The numbers are rather overwhelming, saying that a reduction of only 3 grams of salt a day can lead to a 68 percent decrease in the number of teens with hypertension.
Since they are dramatic, the statistics fit well in the story and get the point across.

The reporter placed all of the raw details in the beginning of the story, which could be done differetly. If the statistics were spread out, the reader would have an easier time going through the story.

The numbers are attributed in the story to sources such as the University of California and the U.S. Department of Agriculture.

Seven killed and many injured during an explosion in Mexico

By: Andrew Krammer

At least seven people were killed and twenty others injured Sunday during an explosion at a resort in Playa del Carmen, Mexico, CNN reported.

Four of the dead were Canadian tourists and one minor was also killed, authorities said.

The incident was likely caused by a buildup of natural gas that somehow ignited, but the official cause is still under investigation, BBC reported.

Two Americans were among the injured and have been hospitalized, police said.

Thieves steal rifle from a federal agent's vehicle in Stillwater

By: Andrew Krammer

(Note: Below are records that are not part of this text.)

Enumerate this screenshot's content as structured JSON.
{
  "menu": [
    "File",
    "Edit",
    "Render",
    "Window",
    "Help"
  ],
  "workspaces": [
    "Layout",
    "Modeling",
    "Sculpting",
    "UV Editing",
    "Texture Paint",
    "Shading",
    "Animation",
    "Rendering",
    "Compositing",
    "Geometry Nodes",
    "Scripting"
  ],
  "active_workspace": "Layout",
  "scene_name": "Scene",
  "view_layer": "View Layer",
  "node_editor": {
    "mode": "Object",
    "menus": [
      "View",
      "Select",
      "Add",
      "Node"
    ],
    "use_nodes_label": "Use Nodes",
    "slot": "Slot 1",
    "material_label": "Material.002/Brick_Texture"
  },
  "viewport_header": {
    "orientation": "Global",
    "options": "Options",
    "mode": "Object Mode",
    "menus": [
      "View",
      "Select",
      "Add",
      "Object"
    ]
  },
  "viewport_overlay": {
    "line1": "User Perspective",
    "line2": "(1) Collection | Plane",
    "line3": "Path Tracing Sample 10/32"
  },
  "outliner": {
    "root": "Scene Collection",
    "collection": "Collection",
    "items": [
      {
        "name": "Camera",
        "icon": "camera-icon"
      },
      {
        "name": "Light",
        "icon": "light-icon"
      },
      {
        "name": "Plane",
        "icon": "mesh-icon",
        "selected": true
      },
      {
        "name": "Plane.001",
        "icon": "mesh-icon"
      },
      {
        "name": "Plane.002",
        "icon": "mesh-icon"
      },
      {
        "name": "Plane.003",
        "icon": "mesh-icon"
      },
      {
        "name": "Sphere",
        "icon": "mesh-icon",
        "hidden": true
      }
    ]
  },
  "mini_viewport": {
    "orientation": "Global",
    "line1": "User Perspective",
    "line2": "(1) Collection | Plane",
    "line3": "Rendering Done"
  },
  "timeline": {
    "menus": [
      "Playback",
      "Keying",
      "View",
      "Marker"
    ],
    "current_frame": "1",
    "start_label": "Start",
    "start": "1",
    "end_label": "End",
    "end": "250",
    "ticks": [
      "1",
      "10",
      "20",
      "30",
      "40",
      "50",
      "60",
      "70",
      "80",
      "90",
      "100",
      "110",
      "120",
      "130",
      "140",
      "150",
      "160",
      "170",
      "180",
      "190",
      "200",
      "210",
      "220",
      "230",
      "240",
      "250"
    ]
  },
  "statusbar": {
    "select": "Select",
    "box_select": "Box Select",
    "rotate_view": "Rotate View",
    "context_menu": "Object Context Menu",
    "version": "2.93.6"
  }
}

Thieves broke into a vehicle of a federal officer and stole his semiautomatic rifle and body armor vest late Friday, ABC news reported

Along with the .223 caliber rifle and vest, about 100 rounds of ammunition, binoculars, a digital camera, GPS units and a Sony recorder were stolen, the Star Tribune reported.

The federal agent's vehicle was unmarked and items were also stolen from three family vehicles in the driveway on the same block, police said.

"We want the rifle back. We are very concerned that it is on the street," Stillwater Sgt. Jeff Stender said.

St. James man killed by teen driving wrong way

By: Andrew Krammer

A 17-year-old drove her car into oncoming traffic on a major southwest metro highway Thursday, struck a car head-on and killed the driver, the Star Tribune reported.

State Patrol said the crash occurred about 7:30 p.m. Thursday on Hwy. 169, just north of Jordan, when the girl's car crossed the median and hit a northbound car, WCCO reported.

Zachary Anderson, 27, of St. James, Minn., was killed during the accident, family members said.

Anderson's passenger, friend Will Sizer, 28, sustained non-life threatening injuries, police said.

The teenage driver was also hurt but is expected to survive, police said.